Riot police have dragged away some 350 squatter families from abandoned offices in Rome amid violent clashes which are the latest to come in a rising tide of forced evictions in Italy fuelled by the economic crisis.
Several people were injured on Wednesday as police used truncheons to break through a large group of protesters outside the building, where squatters had barricaded themselves in.
An AFP photographer saw between 100 and 150 officers then entering the building – a former state-owned insurance agency – and escorting the residents out, nine days after the occupation began.
The families were loaded into around 10 waiting police vans in the area south of the city centre, which was entirely closed off to traffic for the operation.
“They clubbed us wildly, it was brutal,” Cristiano Armati, a member of the Co-ordinamento association which had helped occupy the building, told AFP by telephone from hospital.
“It doesn’t end here though. The fight for housing rights will go on,” said Armati, who said he was being treated for a broken elbow and cuts to the head.

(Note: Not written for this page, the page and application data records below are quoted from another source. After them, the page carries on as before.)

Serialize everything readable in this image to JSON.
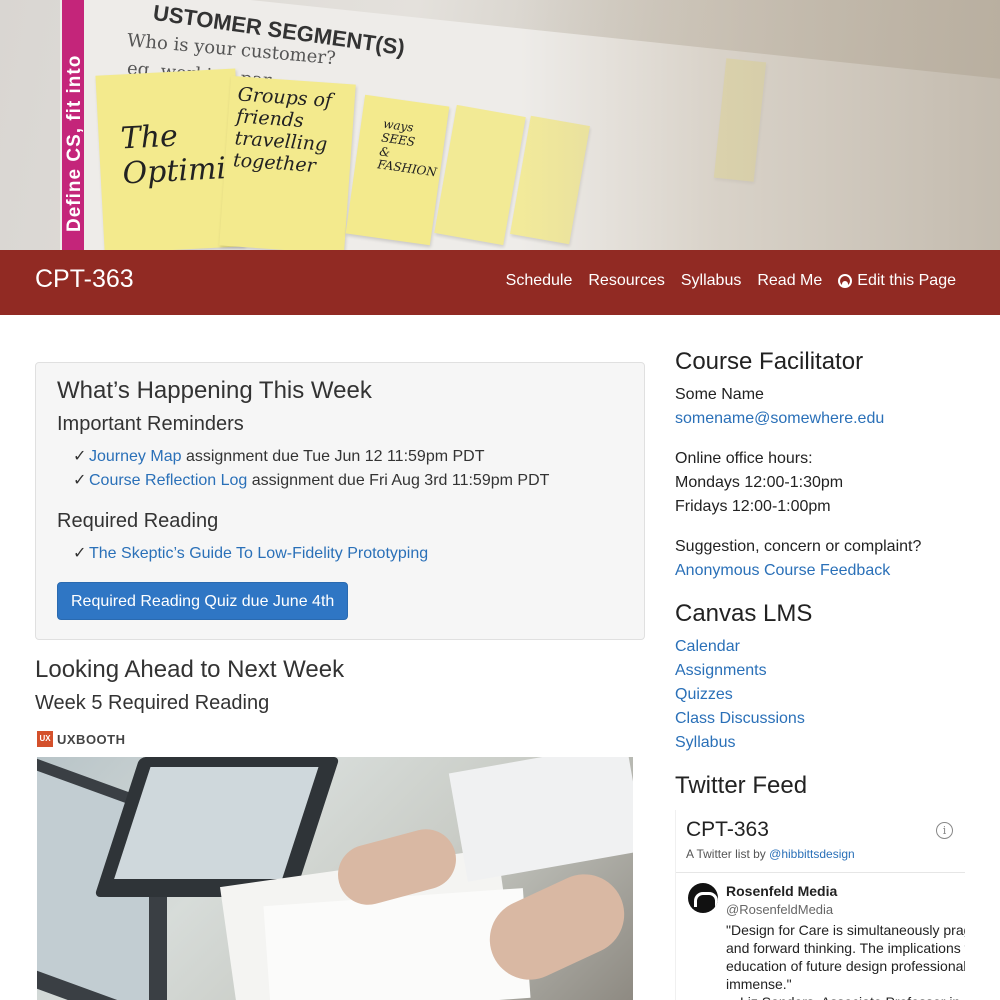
{
  "hero": {
    "vertical_text": "Define CS, fit into",
    "title": "USTOMER SEGMENT(S)",
    "subtitle": "Who is your customer?",
    "subtitle2": "eg. working par",
    "notes": [
      "The\nOptimizer",
      "Groups of\nfriends\ntravelling\ntogether",
      "ways\nSEES\n&\nFASHION"
    ]
  },
  "navbar": {
    "brand": "CPT-363",
    "links": [
      "Schedule",
      "Resources",
      "Syllabus",
      "Read Me",
      "Edit this Page"
    ],
    "edit_icon": "github-icon"
  },
  "this_week": {
    "title": "What’s Happening This Week",
    "reminders_heading": "Important Reminders",
    "reminders": [
      {
        "link": "Journey Map",
        "text": " assignment due Tue Jun 12 11:59pm PDT"
      },
      {
        "link": "Course Reflection Log",
        "text": " assignment due Fri Aug 3rd 11:59pm PDT"
      }
    ],
    "reading_heading": "Required Reading",
    "reading": [
      {
        "link": "The Skeptic’s Guide To Low-Fidelity Prototyping"
      }
    ],
    "check": "✓",
    "quiz_button": "Required Reading Quiz due June 4th"
  },
  "next_week": {
    "title": "Looking Ahead to Next Week",
    "subtitle": "Week 5 Required Reading",
    "source_logo": "UX",
    "source_name": "UXBOOTH"
  },
  "sidebar": {
    "facilitator_heading": "Course Facilitator",
    "name": "Some Name",
    "email": "somename@somewhere.edu",
    "office_hours_label": "Online office hours:",
    "office_hours": [
      "Mondays 12:00-1:30pm",
      "Fridays 12:00-1:00pm"
    ],
    "feedback_prompt": "Suggestion, concern or complaint?",
    "feedback_link": "Anonymous Course Feedback",
    "canvas_heading": "Canvas LMS",
    "canvas_links": [
      "Calendar",
      "Assignments",
      "Quizzes",
      "Class Discussions",
      "Syllabus"
    ],
    "twitter_heading": "Twitter Feed"
  },
  "twitter": {
    "list_title": "CPT-363",
    "byline_prefix": "A Twitter list by ",
    "byline_handle": "@hibbittsdesign",
    "tweet_name": "Rosenfeld Media",
    "tweet_handle": "@RosenfeldMedia",
    "tweet_text": "\"Design for Care is simultaneously prag\nand forward thinking. The implications f\neducation of future design professional\nimmense.\"\n—Liz Sanders, Associate Professor in D"
  },
  "colors": {
    "navbar": "#912a23",
    "link": "#2a70b8",
    "button": "#2f76c4"
  }
}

The number of evictions in the capital is on the rise as families struggle to pay rent amid record-high unemployment.
The council carried out 3,346 evictions in the first six months of 2013 – a 10-per cent increase from the first six months of 2012, according to the latest data.
A steady increase since 2008 “shows just how grave the impact of the economic crisis has been, dragging ever greater swaths of the population into the emergency housing phenomenon,” a council official told AFP.
The government last month launched a new housing plan that promised to double rent subsidies for low earners to 200 million euros ($A297.35 million) for 2014 and 2015, but it also cracked down on squatters’ rights.
Critics say the subsidies are not enough and insist the government should do more to free up empty properties.